Group 3 consists of eleven items on which the increased rates, although applied only to Australia, result in the duties applicable to Australia being very slightly in excess of those applicable to other dominions supplying similar goods. The new rates increase the duty on woollen piece goods and mouldings by 5 per cent., and the duties on toilet preparations and perfumery, paints, varnishes, ink, pickles, and stereotypes by 10 per cent. The trade in the items in this group amounted to £150,000 in 1936, of which toilet preparations and perfumery accounted for £50,000 and paint and vam ishes, £78.000. The higher rates have also been applied to Canadian paints and varnishes.
Group 4 consists of 13 items on which the new rates applicable to Australia arc higher than those applicable to other dominions.

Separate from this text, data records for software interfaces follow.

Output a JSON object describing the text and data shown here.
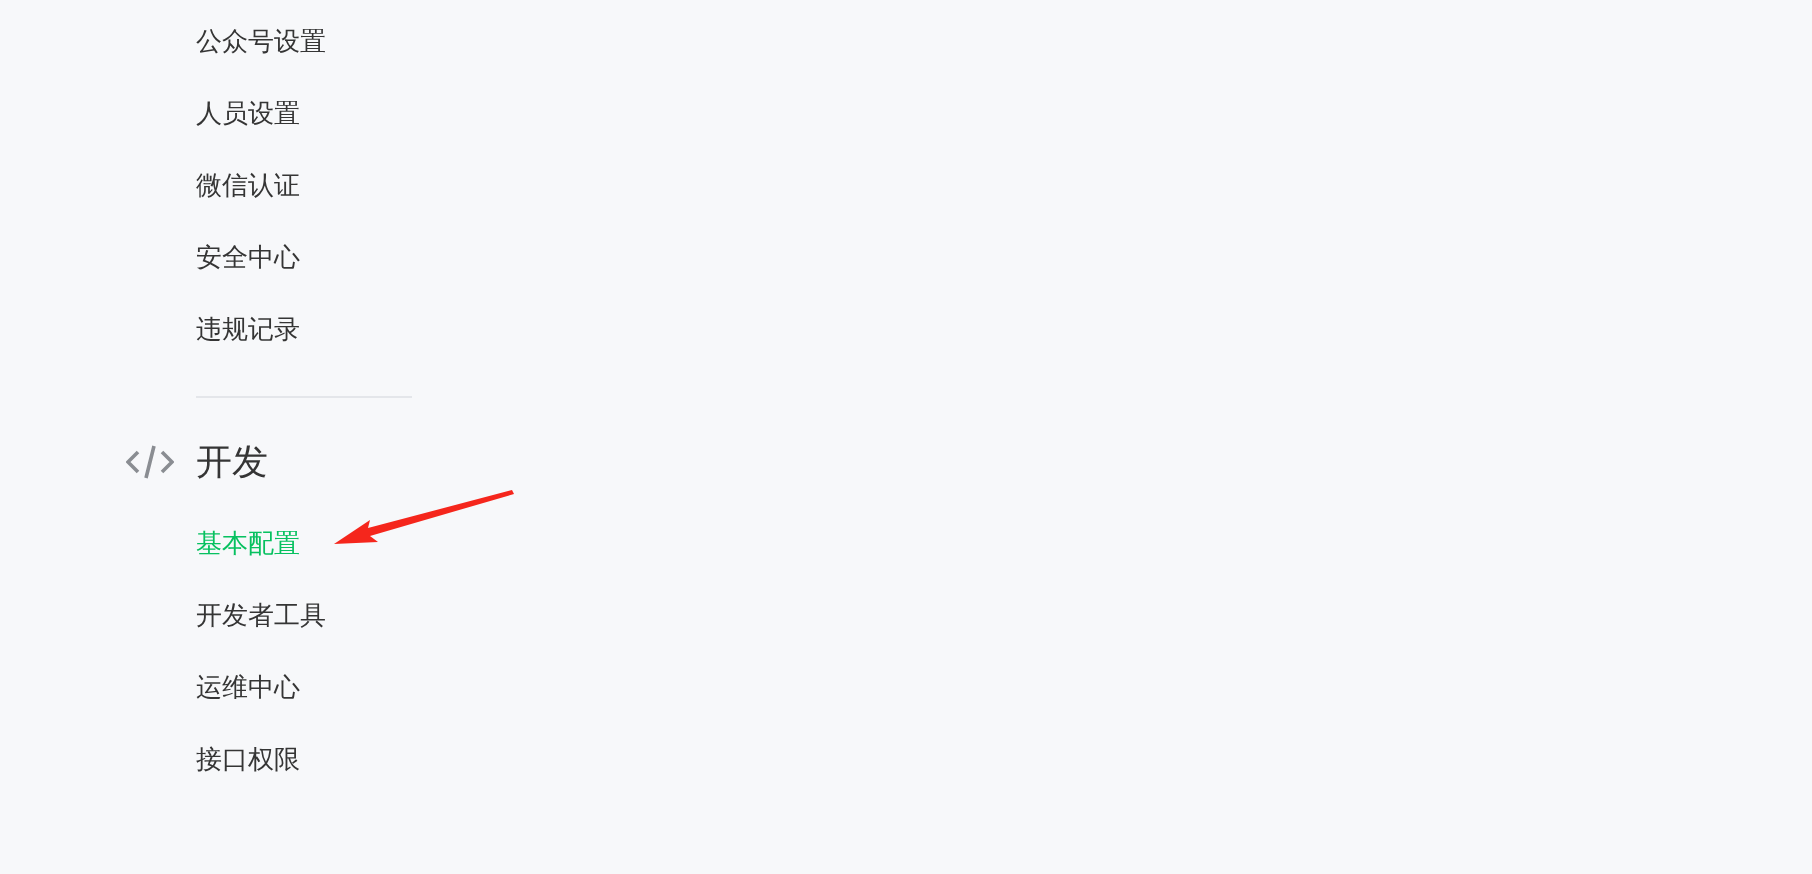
{
  "sections": [
    {
      "items": [
        {
          "label": "公众号设置",
          "selected": false
        },
        {
          "label": "人员设置",
          "selected": false
        },
        {
          "label": "微信认证",
          "selected": false
        },
        {
          "label": "安全中心",
          "selected": false
        },
        {
          "label": "违规记录",
          "selected": false
        }
      ]
    },
    {
      "title": "开发",
      "items": [
        {
          "label": "基本配置",
          "selected": true
        },
        {
          "label": "开发者工具",
          "selected": false
        },
        {
          "label": "运维中心",
          "selected": false
        },
        {
          "label": "接口权限",
          "selected": false
        }
      ]
    }
  ]
}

The volume of imports of these goods from other dominions is very small but competition from Australia has, for many years, necessitated the application of special rates against Australia to protect New Zealand producers. The trade in the items in this group amounted to £30,000 in 1936 but rose sharply during 1937 following an increase in the cost of production in New Zealand. The principal items in the group are: Furniture and upholstery, miscellaneous leather manufactures, enamelled baths, tinware, plain textile articles, and electric fittings and lumps.
Although the new duties cover 66 items the bulk of our trade with New Zealand is not affected. It is also unlikely that the new duties will mean a substantial Toss of trade in those cases where the increases are designed to restore the former level of protection. Naturally we would have wished to retain the whole of this trade, but honorable senators will agree that the Commonwealth could not reasonably question measures which the Now Zealand Government considered necessary for the protection and encouragement of industry in New Zealand. The agreement with New Zealand has given Australia access to a valuable market, and, measured in terms of exports against imports, has operated in Australia’s favour. The volume of our trade with New Zealand has expanded remarkably in recent years. In the calendar year 1933 New Zealand imported Australian goods to the value of £3,808,000, and exported to Australia goods to the value of £1,393,000. In 1937 its imports of Australian goods had grown to £6,944,000, while exports’ to Australia reached only £1,824,000.
The New Zealand Government insisted that the measures necessary for the protection of New Zealand industries were urgent and could not be delayed later than the 1st March last. Consent to the alterations was, therefore, given by the Commonwealth Government and die new duties were put into force in
New Zealand on the 1st March.
Pursuant to the desires of the New Zealand Government the Commonwealth Government has also consented to accept three months’ notice in lieu of six months’ for alterations of rates of duty or for termination of the agreement. Subject to this understanding the agreement of 1933 will continuo until such time as both parties find it convenient to open discussion for a new agreement.
Motion (by Senator A. J. MCLACHLAN) agreed to -
That the Senate, at its rising, adjourn till Wednesday next, at 3 p.m.
Senate adjourned at 4.47 p.m.
Cite as: Australia, Senate, Debates, 28 April 1938, viewed 22 October 2017, <http://historichansard.net/senate/1938/19380428_senate_15_155/>.